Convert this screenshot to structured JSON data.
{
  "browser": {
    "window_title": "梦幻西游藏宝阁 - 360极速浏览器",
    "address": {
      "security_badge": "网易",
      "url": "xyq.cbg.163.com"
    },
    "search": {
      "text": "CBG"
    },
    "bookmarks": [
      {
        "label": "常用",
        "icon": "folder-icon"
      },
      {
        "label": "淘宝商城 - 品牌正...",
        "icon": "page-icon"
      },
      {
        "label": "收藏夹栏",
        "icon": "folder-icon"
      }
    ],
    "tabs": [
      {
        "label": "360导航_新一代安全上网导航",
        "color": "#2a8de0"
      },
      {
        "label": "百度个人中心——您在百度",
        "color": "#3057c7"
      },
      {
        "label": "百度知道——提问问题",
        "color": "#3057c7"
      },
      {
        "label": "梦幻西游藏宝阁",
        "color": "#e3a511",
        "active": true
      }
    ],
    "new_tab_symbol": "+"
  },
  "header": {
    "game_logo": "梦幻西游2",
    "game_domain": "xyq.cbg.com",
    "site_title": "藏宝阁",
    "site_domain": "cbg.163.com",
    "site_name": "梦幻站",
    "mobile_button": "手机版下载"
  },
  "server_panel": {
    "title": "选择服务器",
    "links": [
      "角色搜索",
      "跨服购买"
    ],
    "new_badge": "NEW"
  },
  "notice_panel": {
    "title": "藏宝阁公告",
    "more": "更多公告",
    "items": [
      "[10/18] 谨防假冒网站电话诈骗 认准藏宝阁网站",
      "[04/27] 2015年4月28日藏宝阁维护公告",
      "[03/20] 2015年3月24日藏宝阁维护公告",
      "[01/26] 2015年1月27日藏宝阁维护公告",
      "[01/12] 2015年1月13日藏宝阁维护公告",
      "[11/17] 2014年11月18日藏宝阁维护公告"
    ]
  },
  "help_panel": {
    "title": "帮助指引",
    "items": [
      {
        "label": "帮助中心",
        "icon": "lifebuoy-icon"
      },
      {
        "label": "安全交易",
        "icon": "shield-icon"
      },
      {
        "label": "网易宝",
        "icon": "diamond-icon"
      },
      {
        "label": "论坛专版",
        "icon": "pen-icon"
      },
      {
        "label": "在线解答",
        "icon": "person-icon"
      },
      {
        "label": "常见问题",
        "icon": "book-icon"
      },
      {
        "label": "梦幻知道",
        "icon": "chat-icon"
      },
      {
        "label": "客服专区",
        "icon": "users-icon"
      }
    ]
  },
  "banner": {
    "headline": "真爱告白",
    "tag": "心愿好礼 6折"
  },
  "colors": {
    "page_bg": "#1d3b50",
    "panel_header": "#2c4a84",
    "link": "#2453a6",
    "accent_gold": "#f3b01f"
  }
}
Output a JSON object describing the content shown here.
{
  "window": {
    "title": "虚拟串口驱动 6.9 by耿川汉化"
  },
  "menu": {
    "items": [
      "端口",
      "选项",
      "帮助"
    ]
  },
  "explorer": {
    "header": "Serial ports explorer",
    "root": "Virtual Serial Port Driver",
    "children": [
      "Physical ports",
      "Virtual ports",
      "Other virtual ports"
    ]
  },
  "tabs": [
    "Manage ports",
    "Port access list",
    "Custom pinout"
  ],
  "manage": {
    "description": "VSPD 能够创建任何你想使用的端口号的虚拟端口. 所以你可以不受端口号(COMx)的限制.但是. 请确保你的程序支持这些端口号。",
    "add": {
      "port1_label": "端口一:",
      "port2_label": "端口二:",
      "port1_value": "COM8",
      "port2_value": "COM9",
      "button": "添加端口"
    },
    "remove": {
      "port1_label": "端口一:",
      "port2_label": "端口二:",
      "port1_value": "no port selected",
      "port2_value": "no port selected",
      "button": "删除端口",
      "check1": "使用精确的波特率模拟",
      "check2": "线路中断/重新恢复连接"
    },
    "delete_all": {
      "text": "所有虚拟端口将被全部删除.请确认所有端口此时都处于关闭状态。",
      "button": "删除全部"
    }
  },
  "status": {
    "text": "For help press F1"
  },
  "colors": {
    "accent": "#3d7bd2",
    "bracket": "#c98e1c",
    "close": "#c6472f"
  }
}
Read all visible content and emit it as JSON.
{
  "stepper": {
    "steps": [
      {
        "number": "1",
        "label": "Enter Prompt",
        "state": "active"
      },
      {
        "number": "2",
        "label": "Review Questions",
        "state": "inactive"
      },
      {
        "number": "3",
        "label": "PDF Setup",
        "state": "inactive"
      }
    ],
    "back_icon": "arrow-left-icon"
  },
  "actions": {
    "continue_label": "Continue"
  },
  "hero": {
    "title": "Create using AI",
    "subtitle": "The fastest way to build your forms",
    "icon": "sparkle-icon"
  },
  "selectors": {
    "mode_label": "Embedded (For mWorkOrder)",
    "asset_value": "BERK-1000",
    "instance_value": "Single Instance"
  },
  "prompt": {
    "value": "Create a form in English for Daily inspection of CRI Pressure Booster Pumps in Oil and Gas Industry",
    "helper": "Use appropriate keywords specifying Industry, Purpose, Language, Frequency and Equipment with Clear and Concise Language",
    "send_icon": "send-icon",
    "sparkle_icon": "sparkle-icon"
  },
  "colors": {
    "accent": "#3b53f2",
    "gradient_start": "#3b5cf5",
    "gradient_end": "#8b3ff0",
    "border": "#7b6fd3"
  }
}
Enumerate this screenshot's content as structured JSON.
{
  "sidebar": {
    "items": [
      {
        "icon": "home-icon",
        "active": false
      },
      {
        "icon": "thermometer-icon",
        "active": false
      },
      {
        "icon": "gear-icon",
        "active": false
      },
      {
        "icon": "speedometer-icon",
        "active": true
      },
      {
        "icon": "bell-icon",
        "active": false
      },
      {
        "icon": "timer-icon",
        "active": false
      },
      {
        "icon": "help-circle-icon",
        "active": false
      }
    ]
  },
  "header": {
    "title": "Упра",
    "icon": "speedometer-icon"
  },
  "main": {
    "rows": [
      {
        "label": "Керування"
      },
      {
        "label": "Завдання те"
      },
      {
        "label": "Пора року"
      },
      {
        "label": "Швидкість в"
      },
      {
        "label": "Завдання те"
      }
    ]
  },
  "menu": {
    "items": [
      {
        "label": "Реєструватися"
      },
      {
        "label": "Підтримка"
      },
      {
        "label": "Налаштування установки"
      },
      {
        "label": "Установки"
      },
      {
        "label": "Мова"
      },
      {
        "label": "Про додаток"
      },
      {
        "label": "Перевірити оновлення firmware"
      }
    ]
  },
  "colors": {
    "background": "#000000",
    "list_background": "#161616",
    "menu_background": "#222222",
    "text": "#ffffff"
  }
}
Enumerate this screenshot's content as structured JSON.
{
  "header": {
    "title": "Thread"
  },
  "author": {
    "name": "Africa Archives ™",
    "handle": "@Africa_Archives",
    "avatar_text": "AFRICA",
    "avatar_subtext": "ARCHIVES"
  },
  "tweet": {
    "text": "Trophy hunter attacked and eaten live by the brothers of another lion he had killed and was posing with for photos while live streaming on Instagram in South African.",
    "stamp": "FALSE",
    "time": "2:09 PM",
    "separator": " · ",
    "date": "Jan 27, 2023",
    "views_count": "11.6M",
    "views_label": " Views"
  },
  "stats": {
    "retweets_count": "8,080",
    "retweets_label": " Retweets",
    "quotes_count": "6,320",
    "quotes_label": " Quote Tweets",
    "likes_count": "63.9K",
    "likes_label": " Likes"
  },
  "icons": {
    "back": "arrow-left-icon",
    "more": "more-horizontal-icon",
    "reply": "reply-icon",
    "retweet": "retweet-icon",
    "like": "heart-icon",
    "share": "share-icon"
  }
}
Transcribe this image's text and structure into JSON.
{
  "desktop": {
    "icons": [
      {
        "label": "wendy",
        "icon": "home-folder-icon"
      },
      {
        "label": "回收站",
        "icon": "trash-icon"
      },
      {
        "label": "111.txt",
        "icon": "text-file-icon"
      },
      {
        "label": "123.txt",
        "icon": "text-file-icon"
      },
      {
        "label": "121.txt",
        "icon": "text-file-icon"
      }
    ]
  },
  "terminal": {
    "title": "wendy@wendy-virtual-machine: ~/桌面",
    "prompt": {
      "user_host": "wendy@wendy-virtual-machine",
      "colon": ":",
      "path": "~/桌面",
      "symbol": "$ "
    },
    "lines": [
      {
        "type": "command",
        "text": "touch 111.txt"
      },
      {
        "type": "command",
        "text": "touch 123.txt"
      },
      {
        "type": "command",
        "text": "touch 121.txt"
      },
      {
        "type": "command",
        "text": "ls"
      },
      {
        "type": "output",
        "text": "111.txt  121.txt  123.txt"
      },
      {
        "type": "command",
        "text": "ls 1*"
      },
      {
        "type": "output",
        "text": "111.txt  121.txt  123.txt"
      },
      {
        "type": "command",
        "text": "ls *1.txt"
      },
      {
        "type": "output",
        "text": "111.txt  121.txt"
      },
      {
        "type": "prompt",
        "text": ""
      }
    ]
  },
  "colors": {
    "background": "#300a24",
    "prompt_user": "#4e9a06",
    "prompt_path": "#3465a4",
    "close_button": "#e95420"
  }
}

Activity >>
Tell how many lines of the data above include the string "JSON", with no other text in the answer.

Answer for the task >>
6